— Your instructions —
Copy out each line featuring the string "York" from the entries beneath.

[Entries from a dataset of interfaces]

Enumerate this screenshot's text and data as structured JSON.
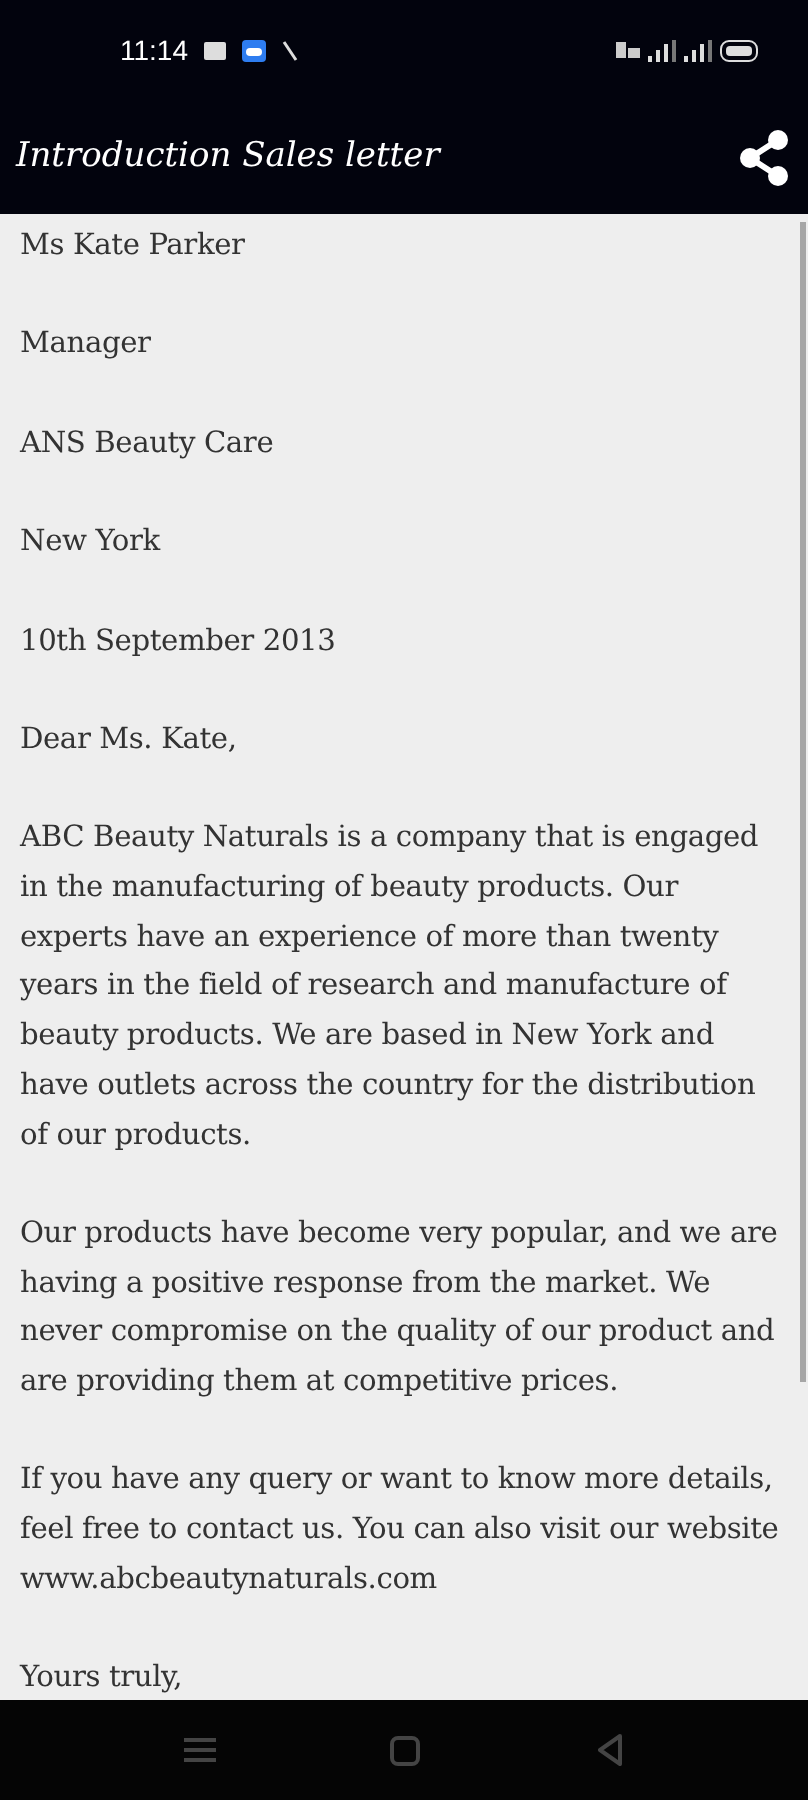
{
  "status_bar": {
    "time": "11:14"
  },
  "app_bar": {
    "title": "Introduction Sales letter"
  },
  "letter": {
    "paragraphs": [
      "Ms Kate Parker",
      "Manager",
      "ANS Beauty Care",
      "New York",
      "10th September 2013",
      "Dear Ms. Kate,",
      "ABC Beauty Naturals is a company that is engaged in the manufacturing of beauty products. Our experts have an experience of more than twenty years in the field of research and manufacture of beauty products. We are based in New York and have outlets across the country for the distribution of our products.",
      "Our products have become very popular, and we are having a positive response from the market. We never compromise on the quality of our product and are providing them at competitive prices.",
      "If you have any query or want to know more details, feel free to contact us. You can also visit our website www.abcbeautynaturals.com",
      "Yours truly,"
    ]
  }
}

— Reply —
      "New York",
      "ABC Beauty Naturals is a company that is engaged in the manufacturing of beauty products. Our experts have an experience of more than twenty years in the field of research and manufacture of beauty products. We are based in New York and have outlets across the country for the distribution of our products.",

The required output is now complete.